To move the axle mounts out I modelled a small frame on each side made of 25mm box section with 2mm walls. The bearing block is then attached to the end (in real life this would be bolted on, but in the model it's all just a solid piece of steel), and the axle goes through the bearing block.
With the top plane of the chassis fixed and a 4000N load applied to one end of the axle (the highest-stress load condition), we get this (displacement exaggerated 20x):
The maximum stress is 424 MPa, at the corner of the frame, where it attaches to the chassis. In the same test on the original chassis model but with the ride height lowered, the max. stress was 496 MPa (in the axle), so adding this frame only reduced the stress by 15%, although it did move it out of the axle. I expected a better reduction though.
I thought part of the problem here might be that the little frame is only attached to sheet metal, which means there's a relatively low joint area between the frame and the chassis, so I tried adding an extra piece of box section to the frame:

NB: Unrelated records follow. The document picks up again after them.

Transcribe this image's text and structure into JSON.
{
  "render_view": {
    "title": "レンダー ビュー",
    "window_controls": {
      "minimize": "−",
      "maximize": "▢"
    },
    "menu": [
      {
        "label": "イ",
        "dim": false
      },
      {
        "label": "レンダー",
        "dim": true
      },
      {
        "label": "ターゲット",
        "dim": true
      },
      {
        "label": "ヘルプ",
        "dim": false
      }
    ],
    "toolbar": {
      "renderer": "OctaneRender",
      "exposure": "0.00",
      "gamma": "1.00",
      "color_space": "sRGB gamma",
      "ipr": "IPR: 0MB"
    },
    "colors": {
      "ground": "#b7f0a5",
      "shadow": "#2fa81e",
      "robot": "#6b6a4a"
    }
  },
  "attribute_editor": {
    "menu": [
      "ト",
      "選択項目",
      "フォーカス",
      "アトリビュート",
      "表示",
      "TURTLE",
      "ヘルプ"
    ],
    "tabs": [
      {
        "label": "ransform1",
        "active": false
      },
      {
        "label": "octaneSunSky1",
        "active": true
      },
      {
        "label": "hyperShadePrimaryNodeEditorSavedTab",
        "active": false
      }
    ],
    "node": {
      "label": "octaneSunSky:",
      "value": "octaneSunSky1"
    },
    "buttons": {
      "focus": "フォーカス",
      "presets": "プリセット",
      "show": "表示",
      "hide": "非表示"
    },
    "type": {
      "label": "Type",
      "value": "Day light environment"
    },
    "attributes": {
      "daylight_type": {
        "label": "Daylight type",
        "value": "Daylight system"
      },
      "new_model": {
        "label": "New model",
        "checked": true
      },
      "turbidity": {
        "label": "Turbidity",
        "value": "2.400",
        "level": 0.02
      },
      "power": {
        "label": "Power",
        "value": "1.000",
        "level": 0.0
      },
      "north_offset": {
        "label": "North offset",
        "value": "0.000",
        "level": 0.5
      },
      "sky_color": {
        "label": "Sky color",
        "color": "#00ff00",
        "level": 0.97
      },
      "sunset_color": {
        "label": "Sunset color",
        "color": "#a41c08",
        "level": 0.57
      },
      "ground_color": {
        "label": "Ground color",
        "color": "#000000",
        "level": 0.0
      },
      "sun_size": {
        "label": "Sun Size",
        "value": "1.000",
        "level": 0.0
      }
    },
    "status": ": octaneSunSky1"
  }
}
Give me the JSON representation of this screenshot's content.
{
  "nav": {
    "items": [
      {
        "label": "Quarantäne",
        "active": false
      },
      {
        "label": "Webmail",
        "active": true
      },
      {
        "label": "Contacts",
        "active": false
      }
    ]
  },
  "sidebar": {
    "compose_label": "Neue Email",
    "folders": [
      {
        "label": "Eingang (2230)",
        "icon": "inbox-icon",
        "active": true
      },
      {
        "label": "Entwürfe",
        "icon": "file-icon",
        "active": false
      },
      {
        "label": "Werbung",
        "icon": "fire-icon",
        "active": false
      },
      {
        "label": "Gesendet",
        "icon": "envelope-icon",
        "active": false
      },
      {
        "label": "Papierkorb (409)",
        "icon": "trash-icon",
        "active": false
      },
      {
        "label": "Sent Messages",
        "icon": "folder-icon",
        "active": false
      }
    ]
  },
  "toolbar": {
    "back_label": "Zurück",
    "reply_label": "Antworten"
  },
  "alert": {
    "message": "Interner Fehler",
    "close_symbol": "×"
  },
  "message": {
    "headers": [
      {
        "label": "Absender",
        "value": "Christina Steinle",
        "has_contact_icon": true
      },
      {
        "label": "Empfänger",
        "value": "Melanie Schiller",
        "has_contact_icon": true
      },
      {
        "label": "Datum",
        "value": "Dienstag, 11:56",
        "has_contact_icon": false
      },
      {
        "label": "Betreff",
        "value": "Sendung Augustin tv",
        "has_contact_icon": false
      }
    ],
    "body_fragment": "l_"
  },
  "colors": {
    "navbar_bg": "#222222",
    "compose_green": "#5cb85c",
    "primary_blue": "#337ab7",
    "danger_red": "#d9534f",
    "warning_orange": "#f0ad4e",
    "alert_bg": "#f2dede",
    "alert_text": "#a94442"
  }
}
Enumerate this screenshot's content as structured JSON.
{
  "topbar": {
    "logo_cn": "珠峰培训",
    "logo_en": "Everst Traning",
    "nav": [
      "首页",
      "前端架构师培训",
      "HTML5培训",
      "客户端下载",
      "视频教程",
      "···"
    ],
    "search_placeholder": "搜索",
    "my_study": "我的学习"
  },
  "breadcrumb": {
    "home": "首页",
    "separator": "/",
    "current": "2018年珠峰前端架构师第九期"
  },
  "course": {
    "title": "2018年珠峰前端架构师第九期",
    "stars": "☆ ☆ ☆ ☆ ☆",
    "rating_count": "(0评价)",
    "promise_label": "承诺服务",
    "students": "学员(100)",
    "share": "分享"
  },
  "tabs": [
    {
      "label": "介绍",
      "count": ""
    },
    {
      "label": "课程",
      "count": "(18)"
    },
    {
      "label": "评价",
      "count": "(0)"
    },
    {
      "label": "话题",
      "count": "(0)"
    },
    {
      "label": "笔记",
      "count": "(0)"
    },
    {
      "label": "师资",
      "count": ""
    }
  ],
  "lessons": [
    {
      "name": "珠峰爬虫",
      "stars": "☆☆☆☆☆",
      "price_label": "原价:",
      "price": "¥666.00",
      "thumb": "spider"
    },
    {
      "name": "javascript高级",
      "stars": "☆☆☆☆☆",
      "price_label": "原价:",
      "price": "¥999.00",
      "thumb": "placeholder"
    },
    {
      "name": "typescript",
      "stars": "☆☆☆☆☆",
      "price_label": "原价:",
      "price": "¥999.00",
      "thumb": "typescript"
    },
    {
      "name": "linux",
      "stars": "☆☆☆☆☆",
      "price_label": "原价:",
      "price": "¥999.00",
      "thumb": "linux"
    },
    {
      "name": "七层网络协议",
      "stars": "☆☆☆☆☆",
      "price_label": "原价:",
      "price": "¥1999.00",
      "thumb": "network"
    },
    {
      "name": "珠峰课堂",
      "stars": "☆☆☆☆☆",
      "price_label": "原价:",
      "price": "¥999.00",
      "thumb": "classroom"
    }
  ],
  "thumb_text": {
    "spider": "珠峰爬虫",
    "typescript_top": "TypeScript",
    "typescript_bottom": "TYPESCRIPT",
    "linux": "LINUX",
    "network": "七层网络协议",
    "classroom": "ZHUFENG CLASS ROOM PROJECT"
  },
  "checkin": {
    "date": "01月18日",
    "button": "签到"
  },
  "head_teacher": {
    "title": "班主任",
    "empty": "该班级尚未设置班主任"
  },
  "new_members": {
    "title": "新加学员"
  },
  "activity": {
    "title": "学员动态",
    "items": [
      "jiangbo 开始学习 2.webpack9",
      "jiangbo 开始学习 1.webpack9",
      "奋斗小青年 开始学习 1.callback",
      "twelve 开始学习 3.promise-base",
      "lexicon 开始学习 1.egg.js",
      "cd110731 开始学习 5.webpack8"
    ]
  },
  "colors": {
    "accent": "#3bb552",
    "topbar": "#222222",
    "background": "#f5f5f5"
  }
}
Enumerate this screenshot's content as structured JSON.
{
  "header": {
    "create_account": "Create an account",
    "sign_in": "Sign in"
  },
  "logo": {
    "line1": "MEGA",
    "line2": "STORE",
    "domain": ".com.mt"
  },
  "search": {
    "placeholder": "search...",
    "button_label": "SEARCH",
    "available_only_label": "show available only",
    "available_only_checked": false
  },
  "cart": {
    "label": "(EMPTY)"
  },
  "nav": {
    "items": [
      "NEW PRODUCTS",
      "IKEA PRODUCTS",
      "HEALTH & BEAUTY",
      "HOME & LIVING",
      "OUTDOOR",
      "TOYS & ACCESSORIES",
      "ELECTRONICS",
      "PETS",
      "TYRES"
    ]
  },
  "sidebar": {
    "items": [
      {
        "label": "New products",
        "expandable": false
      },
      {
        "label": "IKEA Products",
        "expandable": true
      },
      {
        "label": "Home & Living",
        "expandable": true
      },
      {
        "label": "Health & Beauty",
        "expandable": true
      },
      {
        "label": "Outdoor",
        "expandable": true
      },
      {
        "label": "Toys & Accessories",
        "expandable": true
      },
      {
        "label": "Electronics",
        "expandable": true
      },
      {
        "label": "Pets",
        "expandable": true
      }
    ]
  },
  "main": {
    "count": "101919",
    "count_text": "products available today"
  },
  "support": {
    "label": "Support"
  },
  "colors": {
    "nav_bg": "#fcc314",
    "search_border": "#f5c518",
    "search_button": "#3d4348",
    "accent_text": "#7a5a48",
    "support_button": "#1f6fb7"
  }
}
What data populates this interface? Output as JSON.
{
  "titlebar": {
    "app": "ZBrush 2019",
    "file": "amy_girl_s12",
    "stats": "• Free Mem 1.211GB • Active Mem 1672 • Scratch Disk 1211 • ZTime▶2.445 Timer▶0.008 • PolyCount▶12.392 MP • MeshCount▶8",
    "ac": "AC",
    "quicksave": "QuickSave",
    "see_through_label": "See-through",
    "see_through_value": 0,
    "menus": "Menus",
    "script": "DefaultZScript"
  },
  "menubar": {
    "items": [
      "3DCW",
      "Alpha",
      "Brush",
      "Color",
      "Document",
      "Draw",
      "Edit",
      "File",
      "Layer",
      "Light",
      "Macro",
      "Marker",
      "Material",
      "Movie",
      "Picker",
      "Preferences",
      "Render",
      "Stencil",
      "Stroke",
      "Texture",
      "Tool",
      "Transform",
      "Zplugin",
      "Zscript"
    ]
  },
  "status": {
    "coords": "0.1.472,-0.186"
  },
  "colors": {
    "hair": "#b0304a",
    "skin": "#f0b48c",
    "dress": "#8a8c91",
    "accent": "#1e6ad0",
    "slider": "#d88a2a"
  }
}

Now in the same test, the maximum stress is 328 MPa, which is now 44% lower than before. Much better. The stress is still concentrated in a small area at the edge of the frame, though, so probably more support here would help even more. When I actually build this, I plan to start with what is modelled here and then overbuild it based on whatever seems reasonable to me at the time. Triangulating the support by adding a tube from the end of the frame to the top face of the chassis wouldn't hurt.
The test with the axles fixed and a downwards force on the top plane of the chassis was quite surprising. In this test the maximum stress generated is quite small (about 80 MPa), but the displacement of the chassis is quite large, because most of the stress is taken up in a large thin piece of sheet metal. Exaggerated 20x we get:
You can see that the sheet metal just flexes with the force applied. The major forces acting in this way are the weight of the driver and the weight of the engine. The driver's weight is distributed to the very edges of the rear of the chassis by the box that the seat sits on, which you can see in this photograph:
So the driver's weight isn't trying to flex the sheet metal. But the engine is bolted to the middle. I think it would be worth adding some reinforcement around the holes that the engine is bolted to, to reduce this flex.
You can also see that the stress is concentrated around the holes in the chassis (the orange/red areas). I don't think this is a problem, because the magnitude of the stress is relatively small, but if I can be bothered I might weld some steel plates over some of the holes just to close them up.If you like my blog, please consider subscribing to the RSS feed or the mailing list: